Detroit-based Lightweight Innovations for Tomorrow (LIFT) has partnered with aerospace manufacturer Boeing and Ohio State University to advance technologies for die casting and heat-treating aluminum parts in an effort to take the air out of aluminum parts to make them lighter.
“If we can reduce just a few ounces of metal from automobile engine mounting cradles or the housings that hold transmissions we can deliver an impact that is multiplied by the millions,” says Larry Brown, executive director of LIFT. “In aerospace, an added benefit might lower manufacturing costs as well as increase fuel savings from the lighter weight designs.”
Brown says with current high-speed aluminum die casting, microscopic air bubbles can form inside the part as the molten metal travels through the mold. Engineers, in turn, use more metal and make the parts thicker to meet strength and other performance requirements. He says high-speed aluminum die-casting is primarily used in the aerospace, defense, and automotive industries.

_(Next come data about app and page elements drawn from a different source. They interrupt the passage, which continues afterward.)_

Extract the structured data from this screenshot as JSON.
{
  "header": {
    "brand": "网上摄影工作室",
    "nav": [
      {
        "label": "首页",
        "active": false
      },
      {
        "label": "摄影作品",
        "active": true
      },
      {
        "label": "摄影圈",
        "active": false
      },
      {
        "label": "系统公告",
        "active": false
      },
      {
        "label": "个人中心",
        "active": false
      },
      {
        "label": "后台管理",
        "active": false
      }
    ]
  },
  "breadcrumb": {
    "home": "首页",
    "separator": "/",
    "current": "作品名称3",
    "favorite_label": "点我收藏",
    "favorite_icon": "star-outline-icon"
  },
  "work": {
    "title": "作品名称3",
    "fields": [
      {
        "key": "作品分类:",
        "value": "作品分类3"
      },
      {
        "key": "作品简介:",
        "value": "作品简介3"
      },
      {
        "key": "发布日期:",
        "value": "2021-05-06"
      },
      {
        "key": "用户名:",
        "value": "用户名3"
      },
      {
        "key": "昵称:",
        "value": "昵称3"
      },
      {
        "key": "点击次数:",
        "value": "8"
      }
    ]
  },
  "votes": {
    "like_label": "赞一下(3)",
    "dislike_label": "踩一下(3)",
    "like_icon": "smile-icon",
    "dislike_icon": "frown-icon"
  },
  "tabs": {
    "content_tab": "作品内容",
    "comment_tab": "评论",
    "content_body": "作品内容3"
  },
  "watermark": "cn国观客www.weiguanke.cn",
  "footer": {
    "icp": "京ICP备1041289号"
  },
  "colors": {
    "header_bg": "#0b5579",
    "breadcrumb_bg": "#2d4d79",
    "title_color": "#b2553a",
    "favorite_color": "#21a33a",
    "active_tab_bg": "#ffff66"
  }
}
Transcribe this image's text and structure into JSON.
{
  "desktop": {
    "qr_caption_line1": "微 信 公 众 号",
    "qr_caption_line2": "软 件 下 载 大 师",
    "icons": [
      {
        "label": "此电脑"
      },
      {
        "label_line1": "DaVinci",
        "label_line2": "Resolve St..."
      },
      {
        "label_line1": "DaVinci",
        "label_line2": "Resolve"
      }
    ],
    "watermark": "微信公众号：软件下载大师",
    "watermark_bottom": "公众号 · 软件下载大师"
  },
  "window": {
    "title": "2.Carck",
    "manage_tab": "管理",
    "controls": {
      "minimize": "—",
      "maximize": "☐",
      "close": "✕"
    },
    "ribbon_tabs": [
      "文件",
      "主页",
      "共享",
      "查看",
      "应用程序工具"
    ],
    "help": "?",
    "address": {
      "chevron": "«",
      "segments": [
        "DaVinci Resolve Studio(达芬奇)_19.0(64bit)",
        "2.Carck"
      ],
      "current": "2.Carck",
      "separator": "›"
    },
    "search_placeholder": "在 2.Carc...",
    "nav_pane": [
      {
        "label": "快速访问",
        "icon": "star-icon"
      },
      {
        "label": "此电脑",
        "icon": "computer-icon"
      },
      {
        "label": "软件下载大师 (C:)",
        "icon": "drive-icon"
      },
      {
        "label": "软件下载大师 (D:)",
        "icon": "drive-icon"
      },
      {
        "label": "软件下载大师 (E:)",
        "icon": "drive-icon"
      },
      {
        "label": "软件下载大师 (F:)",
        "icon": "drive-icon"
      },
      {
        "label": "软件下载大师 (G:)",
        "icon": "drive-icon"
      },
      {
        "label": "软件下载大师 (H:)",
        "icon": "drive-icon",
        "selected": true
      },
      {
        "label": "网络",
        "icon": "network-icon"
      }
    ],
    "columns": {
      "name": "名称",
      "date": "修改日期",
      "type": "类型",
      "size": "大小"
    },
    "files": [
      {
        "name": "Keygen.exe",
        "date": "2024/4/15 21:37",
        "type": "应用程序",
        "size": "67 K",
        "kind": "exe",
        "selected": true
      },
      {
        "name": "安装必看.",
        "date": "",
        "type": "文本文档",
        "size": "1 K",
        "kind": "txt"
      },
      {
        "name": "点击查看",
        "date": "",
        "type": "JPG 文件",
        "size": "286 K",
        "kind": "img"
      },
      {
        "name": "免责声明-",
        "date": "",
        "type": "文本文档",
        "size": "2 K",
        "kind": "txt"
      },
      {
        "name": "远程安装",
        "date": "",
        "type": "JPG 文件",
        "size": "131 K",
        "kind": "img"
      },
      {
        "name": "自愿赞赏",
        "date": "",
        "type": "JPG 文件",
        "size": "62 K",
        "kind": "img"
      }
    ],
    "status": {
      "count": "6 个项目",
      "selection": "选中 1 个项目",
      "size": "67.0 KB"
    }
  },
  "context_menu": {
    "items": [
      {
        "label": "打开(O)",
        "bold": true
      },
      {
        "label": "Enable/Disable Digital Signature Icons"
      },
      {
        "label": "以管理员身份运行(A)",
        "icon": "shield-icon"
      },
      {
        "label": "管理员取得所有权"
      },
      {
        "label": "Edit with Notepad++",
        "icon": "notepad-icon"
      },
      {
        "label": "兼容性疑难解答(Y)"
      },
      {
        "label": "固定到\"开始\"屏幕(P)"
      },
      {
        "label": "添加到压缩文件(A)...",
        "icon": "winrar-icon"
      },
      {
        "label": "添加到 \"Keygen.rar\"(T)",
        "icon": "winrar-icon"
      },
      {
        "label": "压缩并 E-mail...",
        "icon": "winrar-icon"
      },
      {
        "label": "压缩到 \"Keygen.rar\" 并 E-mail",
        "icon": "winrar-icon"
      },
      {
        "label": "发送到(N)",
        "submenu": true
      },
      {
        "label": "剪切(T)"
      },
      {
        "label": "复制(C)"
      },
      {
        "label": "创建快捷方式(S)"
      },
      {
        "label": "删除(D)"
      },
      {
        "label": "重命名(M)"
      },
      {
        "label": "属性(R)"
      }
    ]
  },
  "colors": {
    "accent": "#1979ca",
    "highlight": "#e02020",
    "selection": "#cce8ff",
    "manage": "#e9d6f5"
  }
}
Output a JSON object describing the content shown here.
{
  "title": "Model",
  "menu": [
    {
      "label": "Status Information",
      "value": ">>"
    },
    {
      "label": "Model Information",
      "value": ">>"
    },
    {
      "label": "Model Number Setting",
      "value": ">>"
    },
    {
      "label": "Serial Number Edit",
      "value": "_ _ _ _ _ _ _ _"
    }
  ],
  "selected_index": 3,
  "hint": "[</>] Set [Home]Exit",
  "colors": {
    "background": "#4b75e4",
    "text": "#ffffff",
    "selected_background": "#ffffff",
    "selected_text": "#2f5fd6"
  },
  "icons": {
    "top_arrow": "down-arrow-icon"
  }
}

“We know in the laboratory that if we pull all the air out of the mold just before the molten metal flows in we can eliminate the bubbles,” says Alan Luo, professor of materials science and engineering at Ohio State. “Without bubbles we can design thinner parts that are just as strong and durable, but with less metal and lighter weight.”
The researchers will also work to enhance computer models to predict the performance of aluminum die cast parts by combining the information about the microstructure of the metal with design and production parameters.